(Source material)
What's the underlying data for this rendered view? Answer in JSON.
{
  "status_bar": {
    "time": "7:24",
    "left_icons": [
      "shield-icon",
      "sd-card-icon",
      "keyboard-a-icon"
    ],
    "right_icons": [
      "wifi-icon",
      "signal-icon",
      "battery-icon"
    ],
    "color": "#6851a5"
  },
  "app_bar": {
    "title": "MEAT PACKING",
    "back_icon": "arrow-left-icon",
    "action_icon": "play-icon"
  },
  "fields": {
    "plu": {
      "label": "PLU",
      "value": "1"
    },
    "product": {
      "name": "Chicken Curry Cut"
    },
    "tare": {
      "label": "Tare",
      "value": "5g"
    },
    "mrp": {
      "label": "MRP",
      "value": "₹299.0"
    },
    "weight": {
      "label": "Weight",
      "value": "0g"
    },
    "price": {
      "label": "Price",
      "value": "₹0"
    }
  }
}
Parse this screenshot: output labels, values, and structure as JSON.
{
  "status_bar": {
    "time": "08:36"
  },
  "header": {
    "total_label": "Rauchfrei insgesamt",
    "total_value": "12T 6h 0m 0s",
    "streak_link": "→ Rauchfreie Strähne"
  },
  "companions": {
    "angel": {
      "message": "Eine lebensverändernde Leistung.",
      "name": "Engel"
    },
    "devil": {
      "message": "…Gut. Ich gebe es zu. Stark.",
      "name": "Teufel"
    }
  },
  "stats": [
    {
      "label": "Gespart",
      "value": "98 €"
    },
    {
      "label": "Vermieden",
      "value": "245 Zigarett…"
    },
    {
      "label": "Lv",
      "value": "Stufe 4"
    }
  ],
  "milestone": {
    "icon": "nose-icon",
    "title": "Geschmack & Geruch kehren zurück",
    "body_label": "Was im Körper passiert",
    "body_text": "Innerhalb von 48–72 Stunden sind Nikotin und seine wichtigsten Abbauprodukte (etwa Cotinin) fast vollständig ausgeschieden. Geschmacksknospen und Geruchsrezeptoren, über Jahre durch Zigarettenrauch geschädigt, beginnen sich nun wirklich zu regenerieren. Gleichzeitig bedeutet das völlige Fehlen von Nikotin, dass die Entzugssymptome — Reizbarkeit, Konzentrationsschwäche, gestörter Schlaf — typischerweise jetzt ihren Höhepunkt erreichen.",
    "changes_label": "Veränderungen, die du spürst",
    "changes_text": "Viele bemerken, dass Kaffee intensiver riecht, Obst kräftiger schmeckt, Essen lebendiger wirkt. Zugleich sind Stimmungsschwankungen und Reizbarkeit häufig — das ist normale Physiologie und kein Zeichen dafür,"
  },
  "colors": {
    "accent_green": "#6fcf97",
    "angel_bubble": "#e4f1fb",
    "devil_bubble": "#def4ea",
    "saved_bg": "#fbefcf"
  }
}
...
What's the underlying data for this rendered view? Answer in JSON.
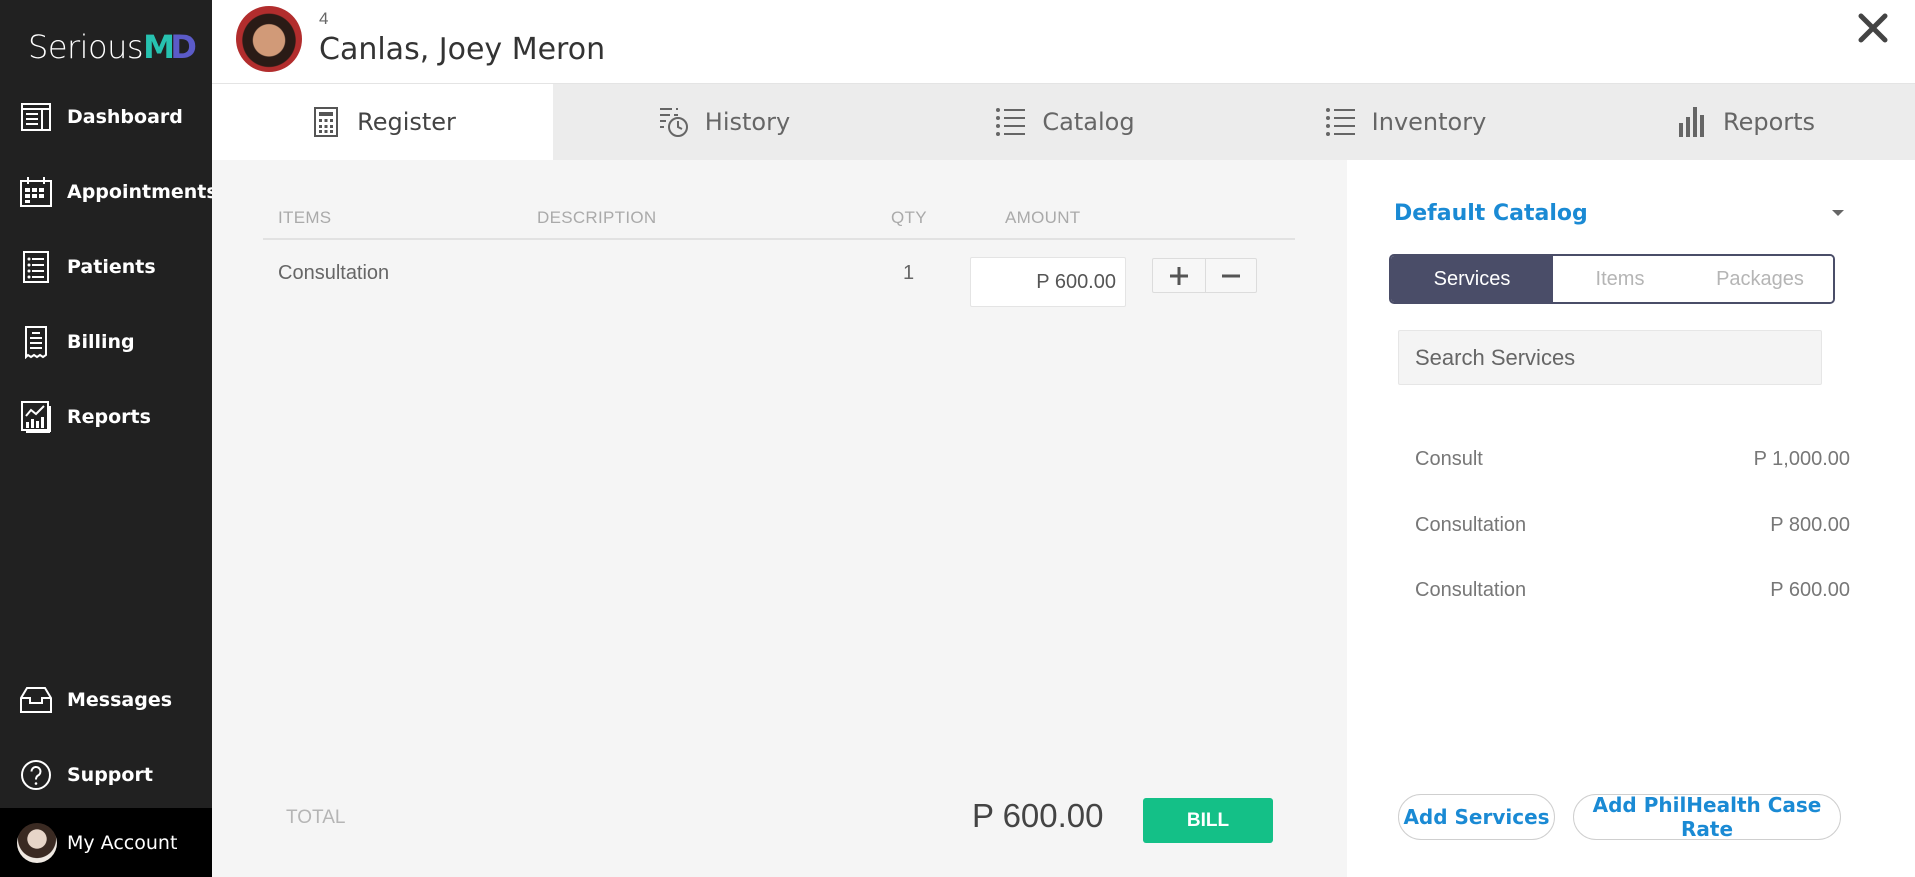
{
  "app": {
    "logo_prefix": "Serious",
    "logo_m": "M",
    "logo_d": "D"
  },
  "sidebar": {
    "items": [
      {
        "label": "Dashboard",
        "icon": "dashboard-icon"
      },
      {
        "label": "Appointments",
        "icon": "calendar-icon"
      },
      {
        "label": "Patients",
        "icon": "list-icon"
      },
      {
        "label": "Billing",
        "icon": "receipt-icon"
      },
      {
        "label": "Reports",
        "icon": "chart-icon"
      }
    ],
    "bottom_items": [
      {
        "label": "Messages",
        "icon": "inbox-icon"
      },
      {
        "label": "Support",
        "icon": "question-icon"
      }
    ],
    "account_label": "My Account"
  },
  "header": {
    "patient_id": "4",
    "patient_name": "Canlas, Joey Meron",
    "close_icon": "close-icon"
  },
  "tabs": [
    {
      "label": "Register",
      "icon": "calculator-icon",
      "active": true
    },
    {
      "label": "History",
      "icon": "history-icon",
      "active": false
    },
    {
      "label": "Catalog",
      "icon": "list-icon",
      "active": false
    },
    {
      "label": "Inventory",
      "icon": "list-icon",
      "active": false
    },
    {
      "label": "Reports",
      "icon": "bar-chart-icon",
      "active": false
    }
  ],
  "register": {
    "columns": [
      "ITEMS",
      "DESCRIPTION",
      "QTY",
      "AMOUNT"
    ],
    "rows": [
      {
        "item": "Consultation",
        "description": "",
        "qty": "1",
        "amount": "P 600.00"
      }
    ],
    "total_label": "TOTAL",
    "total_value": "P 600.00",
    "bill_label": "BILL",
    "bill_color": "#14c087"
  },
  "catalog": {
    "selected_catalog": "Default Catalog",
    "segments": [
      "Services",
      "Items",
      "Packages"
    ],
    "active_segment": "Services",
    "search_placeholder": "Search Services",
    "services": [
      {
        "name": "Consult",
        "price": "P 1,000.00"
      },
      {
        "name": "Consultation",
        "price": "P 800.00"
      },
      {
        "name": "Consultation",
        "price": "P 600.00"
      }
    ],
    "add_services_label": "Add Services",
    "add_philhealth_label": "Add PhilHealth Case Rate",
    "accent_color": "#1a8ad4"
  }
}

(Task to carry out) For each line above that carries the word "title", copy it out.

(Result of the exercise)
    "title": "MEAT PACKING",
    "title": "Geschmack & Geruch kehren zurück",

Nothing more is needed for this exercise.